Work to complete:
Report all lines from the entries below in which "this" appears.

Exercise materials:
=-=-=-=-=

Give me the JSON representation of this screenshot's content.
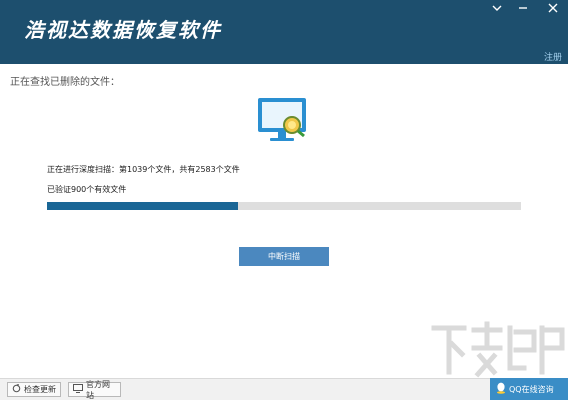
{
  "window": {
    "title": "浩视达数据恢复软件",
    "register_label": "注册"
  },
  "scan": {
    "status": "正在查找已删除的文件：",
    "progress_text": "正在进行深度扫描：第1039个文件，共有2583个文件",
    "verified_text": "已验证900个有效文件",
    "progress_fraction": 0.402,
    "stop_label": "中断扫描"
  },
  "footer": {
    "check_update_label": "检查更新",
    "website_label": "官方网站",
    "qq_label": "QQ在线咨询"
  },
  "colors": {
    "titlebar": "#1d4f6e",
    "progress_fill": "#1a6696",
    "button": "#4b88bf",
    "qq": "#3a8dc6"
  },
  "icons": [
    "menu-icon",
    "minimize-icon",
    "close-icon",
    "monitor-scan-icon",
    "update-icon",
    "website-icon",
    "qq-icon"
  ]
}
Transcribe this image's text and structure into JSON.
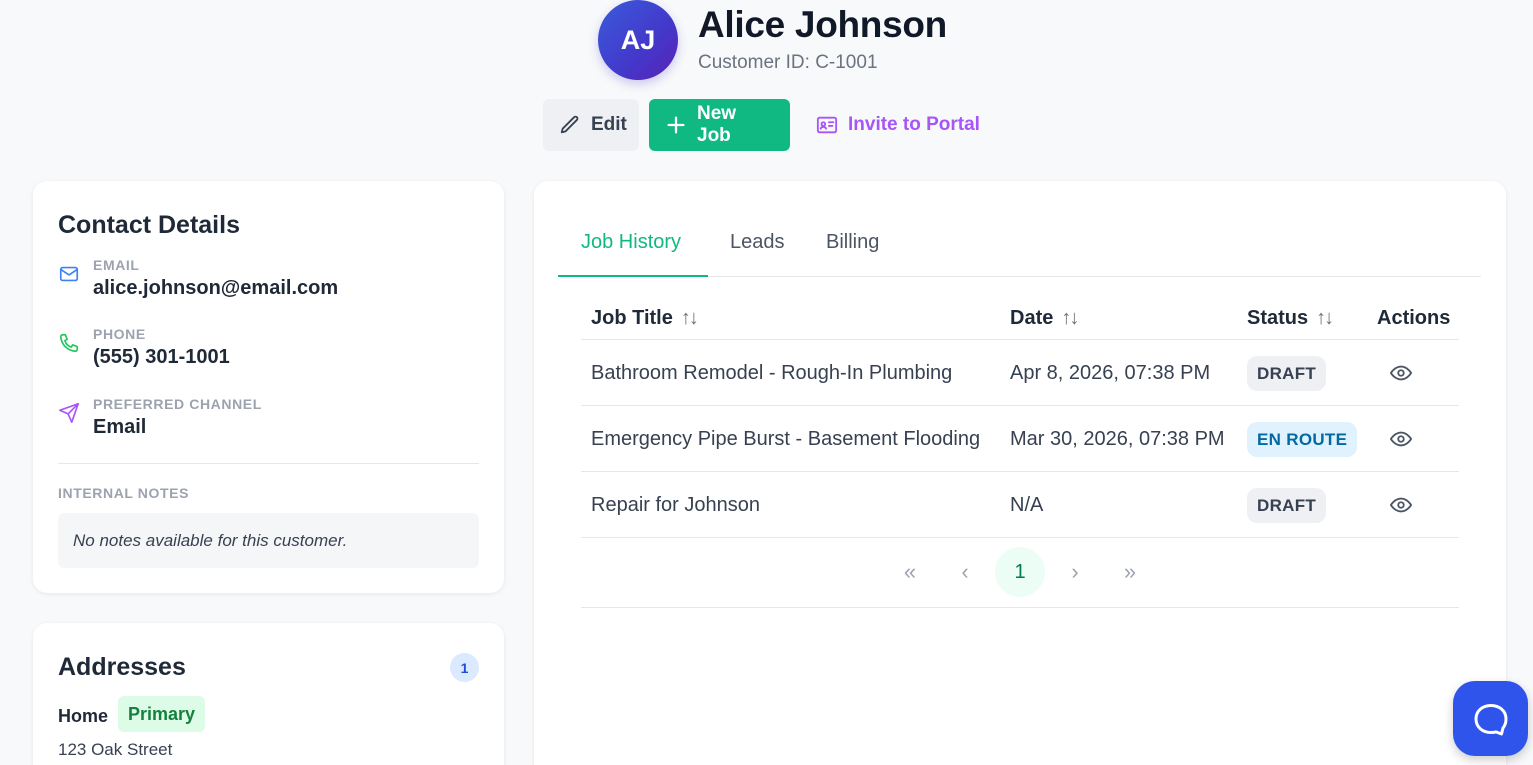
{
  "customer": {
    "initials": "AJ",
    "name": "Alice Johnson",
    "id_label": "Customer ID: C-1001"
  },
  "actions": {
    "edit_label": "Edit",
    "new_job_label": "New Job",
    "invite_label": "Invite to Portal"
  },
  "contact": {
    "title": "Contact Details",
    "email_label": "EMAIL",
    "email": "alice.johnson@email.com",
    "phone_label": "PHONE",
    "phone": "(555) 301-1001",
    "channel_label": "PREFERRED CHANNEL",
    "channel": "Email",
    "notes_label": "INTERNAL NOTES",
    "notes": "No notes available for this customer."
  },
  "addresses": {
    "title": "Addresses",
    "count": "1",
    "items": [
      {
        "type": "Home",
        "badge": "Primary",
        "line1": "123 Oak Street"
      }
    ]
  },
  "tabs": [
    {
      "label": "Job History",
      "active": true
    },
    {
      "label": "Leads",
      "active": false
    },
    {
      "label": "Billing",
      "active": false
    }
  ],
  "table": {
    "headers": [
      "Job Title",
      "Date",
      "Status",
      "Actions"
    ],
    "rows": [
      {
        "title": "Bathroom Remodel - Rough-In Plumbing",
        "date": "Apr 8, 2026, 07:38 PM",
        "status": "DRAFT"
      },
      {
        "title": "Emergency Pipe Burst - Basement Flooding",
        "date": "Mar 30, 2026, 07:38 PM",
        "status": "EN ROUTE"
      },
      {
        "title": "Repair for Johnson",
        "date": "N/A",
        "status": "DRAFT"
      }
    ]
  },
  "pagination": {
    "first": "«",
    "prev": "‹",
    "current": "1",
    "next": "›",
    "last": "»"
  },
  "colors": {
    "accent": "#10b981",
    "invite": "#a855f7",
    "help": "#2f54eb"
  }
}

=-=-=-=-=

Answer space:
Give me the JSON representation of this screenshot's content.
Transcribe this image's text and structure into JSON.
    "notes": "No notes available for this customer."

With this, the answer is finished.